** Opening Task material block **

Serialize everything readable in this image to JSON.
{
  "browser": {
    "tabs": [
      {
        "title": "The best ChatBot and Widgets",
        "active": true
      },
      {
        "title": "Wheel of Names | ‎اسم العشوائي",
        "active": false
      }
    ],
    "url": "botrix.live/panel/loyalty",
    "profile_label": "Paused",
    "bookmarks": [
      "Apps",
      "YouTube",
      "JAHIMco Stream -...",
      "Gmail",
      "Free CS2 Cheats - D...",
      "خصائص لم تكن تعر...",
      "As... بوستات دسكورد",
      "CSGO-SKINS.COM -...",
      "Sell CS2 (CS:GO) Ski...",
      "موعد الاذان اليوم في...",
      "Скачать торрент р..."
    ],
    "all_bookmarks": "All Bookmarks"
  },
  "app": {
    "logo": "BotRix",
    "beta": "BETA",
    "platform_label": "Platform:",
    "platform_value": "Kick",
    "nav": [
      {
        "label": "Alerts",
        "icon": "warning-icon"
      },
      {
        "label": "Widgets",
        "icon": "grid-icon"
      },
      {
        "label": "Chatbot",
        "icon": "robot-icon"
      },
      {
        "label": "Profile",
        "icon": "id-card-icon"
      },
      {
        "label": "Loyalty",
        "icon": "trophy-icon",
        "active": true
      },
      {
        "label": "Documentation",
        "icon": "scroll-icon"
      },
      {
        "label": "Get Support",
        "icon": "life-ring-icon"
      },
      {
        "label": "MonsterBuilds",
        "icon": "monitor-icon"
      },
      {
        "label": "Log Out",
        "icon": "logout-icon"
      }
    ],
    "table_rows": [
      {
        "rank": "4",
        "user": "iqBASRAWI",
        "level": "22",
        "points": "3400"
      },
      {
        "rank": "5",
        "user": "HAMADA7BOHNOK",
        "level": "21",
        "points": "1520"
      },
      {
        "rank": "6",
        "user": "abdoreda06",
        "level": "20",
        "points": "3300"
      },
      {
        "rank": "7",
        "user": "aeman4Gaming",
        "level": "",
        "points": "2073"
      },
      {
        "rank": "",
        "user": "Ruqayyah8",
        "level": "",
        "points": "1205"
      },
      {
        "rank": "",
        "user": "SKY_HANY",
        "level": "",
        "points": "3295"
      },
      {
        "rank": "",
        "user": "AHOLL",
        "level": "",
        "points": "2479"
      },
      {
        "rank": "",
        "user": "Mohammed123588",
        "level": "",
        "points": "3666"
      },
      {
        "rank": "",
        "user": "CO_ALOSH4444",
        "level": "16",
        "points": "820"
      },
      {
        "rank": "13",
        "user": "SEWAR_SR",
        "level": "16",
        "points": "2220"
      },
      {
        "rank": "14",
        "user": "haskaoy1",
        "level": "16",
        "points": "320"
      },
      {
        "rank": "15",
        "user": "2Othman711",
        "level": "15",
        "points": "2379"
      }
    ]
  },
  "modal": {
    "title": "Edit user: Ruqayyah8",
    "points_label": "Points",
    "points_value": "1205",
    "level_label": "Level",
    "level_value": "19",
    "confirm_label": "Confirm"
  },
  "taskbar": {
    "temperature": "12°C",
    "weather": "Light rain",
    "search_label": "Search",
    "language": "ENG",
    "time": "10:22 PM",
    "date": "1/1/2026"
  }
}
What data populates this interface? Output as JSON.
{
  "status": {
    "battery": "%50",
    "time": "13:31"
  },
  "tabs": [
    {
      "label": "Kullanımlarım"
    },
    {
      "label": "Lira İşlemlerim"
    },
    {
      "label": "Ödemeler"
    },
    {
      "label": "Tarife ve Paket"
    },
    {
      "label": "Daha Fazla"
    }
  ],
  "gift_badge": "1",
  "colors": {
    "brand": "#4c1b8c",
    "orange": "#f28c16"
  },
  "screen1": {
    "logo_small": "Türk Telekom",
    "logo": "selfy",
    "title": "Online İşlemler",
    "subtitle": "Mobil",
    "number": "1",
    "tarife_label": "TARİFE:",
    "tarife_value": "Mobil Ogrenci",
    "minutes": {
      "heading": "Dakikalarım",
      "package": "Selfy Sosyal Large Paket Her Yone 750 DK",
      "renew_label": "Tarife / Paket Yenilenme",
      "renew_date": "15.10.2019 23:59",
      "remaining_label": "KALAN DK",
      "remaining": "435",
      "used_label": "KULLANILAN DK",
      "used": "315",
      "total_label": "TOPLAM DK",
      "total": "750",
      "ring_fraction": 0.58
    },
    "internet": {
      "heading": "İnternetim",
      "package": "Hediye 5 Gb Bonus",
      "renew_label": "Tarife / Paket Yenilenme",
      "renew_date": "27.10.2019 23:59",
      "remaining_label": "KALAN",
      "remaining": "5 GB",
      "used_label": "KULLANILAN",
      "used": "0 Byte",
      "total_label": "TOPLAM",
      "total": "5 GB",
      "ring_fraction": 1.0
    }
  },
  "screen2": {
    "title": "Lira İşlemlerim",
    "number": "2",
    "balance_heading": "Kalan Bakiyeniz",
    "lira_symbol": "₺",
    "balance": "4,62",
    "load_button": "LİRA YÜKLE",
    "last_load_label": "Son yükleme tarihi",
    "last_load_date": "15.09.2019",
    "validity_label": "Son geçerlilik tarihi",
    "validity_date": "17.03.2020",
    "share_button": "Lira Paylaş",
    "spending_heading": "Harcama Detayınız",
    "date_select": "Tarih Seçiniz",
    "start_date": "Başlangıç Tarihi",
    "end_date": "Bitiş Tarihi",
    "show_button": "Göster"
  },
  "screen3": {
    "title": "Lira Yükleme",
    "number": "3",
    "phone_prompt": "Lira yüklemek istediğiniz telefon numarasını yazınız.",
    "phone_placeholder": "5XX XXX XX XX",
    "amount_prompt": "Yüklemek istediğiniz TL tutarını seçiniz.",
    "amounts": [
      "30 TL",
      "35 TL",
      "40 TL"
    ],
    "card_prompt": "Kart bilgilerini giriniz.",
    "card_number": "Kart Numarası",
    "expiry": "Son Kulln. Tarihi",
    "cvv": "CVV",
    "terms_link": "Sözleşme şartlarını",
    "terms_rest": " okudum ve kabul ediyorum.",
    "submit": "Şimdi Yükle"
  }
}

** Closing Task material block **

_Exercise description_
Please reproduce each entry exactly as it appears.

_Answer to the problem_
Serialize everything readable in this image to JSON.
{
  "browser": {
    "tabs": [
      {
        "title": "The best ChatBot and Widgets",
        "active": true
      },
      {
        "title": "Wheel of Names | ‎اسم العشوائي",
        "active": false
      }
    ],
    "url": "botrix.live/panel/loyalty",
    "profile_label": "Paused",
    "bookmarks": [
      "Apps",
      "YouTube",
      "JAHIMco Stream -...",
      "Gmail",
      "Free CS2 Cheats - D...",
      "خصائص لم تكن تعر...",
      "As... بوستات دسكورد",
      "CSGO-SKINS.COM -...",
      "Sell CS2 (CS:GO) Ski...",
      "موعد الاذان اليوم في...",
      "Скачать торрент р..."
    ],
    "all_bookmarks": "All Bookmarks"
  },
  "app": {
    "logo": "BotRix",
    "beta": "BETA",
    "platform_label": "Platform:",
    "platform_value": "Kick",
    "nav": [
      {
        "label": "Alerts",
        "icon": "warning-icon"
      },
      {
        "label": "Widgets",
        "icon": "grid-icon"
      },
      {
        "label": "Chatbot",
        "icon": "robot-icon"
      },
      {
        "label": "Profile",
        "icon": "id-card-icon"
      },
      {
        "label": "Loyalty",
        "icon": "trophy-icon",
        "active": true
      },
      {
        "label": "Documentation",
        "icon": "scroll-icon"
      },
      {
        "label": "Get Support",
        "icon": "life-ring-icon"
      },
      {
        "label": "MonsterBuilds",
        "icon": "monitor-icon"
      },
      {
        "label": "Log Out",
        "icon": "logout-icon"
      }
    ],
    "table_rows": [
      {
        "rank": "4",
        "user": "iqBASRAWI",
        "level": "22",
        "points": "3400"
      },
      {
        "rank": "5",
        "user": "HAMADA7BOHNOK",
        "level": "21",
        "points": "1520"
      },
      {
        "rank": "6",
        "user": "abdoreda06",
        "level": "20",
        "points": "3300"
      },
      {
        "rank": "7",
        "user": "aeman4Gaming",
        "level": "",
        "points": "2073"
      },
      {
        "rank": "",
        "user": "Ruqayyah8",
        "level": "",
        "points": "1205"
      },
      {
        "rank": "",
        "user": "SKY_HANY",
        "level": "",
        "points": "3295"
      },
      {
        "rank": "",
        "user": "AHOLL",
        "level": "",
        "points": "2479"
      },
      {
        "rank": "",
        "user": "Mohammed123588",
        "level": "",
        "points": "3666"
      },
      {
        "rank": "",
        "user": "CO_ALOSH4444",
        "level": "16",
        "points": "820"
      },
      {
        "rank": "13",
        "user": "SEWAR_SR",
        "level": "16",
        "points": "2220"
      },
      {
        "rank": "14",
        "user": "haskaoy1",
        "level": "16",
        "points": "320"
      },
      {
        "rank": "15",
        "user": "2Othman711",
        "level": "15",
        "points": "2379"
      }
    ]
  },
  "modal": {
    "title": "Edit user: Ruqayyah8",
    "points_label": "Points",
    "points_value": "1205",
    "level_label": "Level",
    "level_value": "19",
    "confirm_label": "Confirm"
  },
  "taskbar": {
    "temperature": "12°C",
    "weather": "Light rain",
    "search_label": "Search",
    "language": "ENG",
    "time": "10:22 PM",
    "date": "1/1/2026"
  }
}
What data populates this interface? Output as JSON.
{
  "status": {
    "battery": "%50",
    "time": "13:31"
  },
  "tabs": [
    {
      "label": "Kullanımlarım"
    },
    {
      "label": "Lira İşlemlerim"
    },
    {
      "label": "Ödemeler"
    },
    {
      "label": "Tarife ve Paket"
    },
    {
      "label": "Daha Fazla"
    }
  ],
  "gift_badge": "1",
  "colors": {
    "brand": "#4c1b8c",
    "orange": "#f28c16"
  },
  "screen1": {
    "logo_small": "Türk Telekom",
    "logo": "selfy",
    "title": "Online İşlemler",
    "subtitle": "Mobil",
    "number": "1",
    "tarife_label": "TARİFE:",
    "tarife_value": "Mobil Ogrenci",
    "minutes": {
      "heading": "Dakikalarım",
      "package": "Selfy Sosyal Large Paket Her Yone 750 DK",
      "renew_label": "Tarife / Paket Yenilenme",
      "renew_date": "15.10.2019 23:59",
      "remaining_label": "KALAN DK",
      "remaining": "435",
      "used_label": "KULLANILAN DK",
      "used": "315",
      "total_label": "TOPLAM DK",
      "total": "750",
      "ring_fraction": 0.58
    },
    "internet": {
      "heading": "İnternetim",
      "package": "Hediye 5 Gb Bonus",
      "renew_label": "Tarife / Paket Yenilenme",
      "renew_date": "27.10.2019 23:59",
      "remaining_label": "KALAN",
      "remaining": "5 GB",
      "used_label": "KULLANILAN",
      "used": "0 Byte",
      "total_label": "TOPLAM",
      "total": "5 GB",
      "ring_fraction": 1.0
    }
  },
  "screen2": {
    "title": "Lira İşlemlerim",
    "number": "2",
    "balance_heading": "Kalan Bakiyeniz",
    "lira_symbol": "₺",
    "balance": "4,62",
    "load_button": "LİRA YÜKLE",
    "last_load_label": "Son yükleme tarihi",
    "last_load_date": "15.09.2019",
    "validity_label": "Son geçerlilik tarihi",
    "validity_date": "17.03.2020",
    "share_button": "Lira Paylaş",
    "spending_heading": "Harcama Detayınız",
    "date_select": "Tarih Seçiniz",
    "start_date": "Başlangıç Tarihi",
    "end_date": "Bitiş Tarihi",
    "show_button": "Göster"
  },
  "screen3": {
    "title": "Lira Yükleme",
    "number": "3",
    "phone_prompt": "Lira yüklemek istediğiniz telefon numarasını yazınız.",
    "phone_placeholder": "5XX XXX XX XX",
    "amount_prompt": "Yüklemek istediğiniz TL tutarını seçiniz.",
    "amounts": [
      "30 TL",
      "35 TL",
      "40 TL"
    ],
    "card_prompt": "Kart bilgilerini giriniz.",
    "card_number": "Kart Numarası",
    "expiry": "Son Kulln. Tarihi",
    "cvv": "CVV",
    "terms_link": "Sözleşme şartlarını",
    "terms_rest": " okudum ve kabul ediyorum.",
    "submit": "Şimdi Yükle"
  }
}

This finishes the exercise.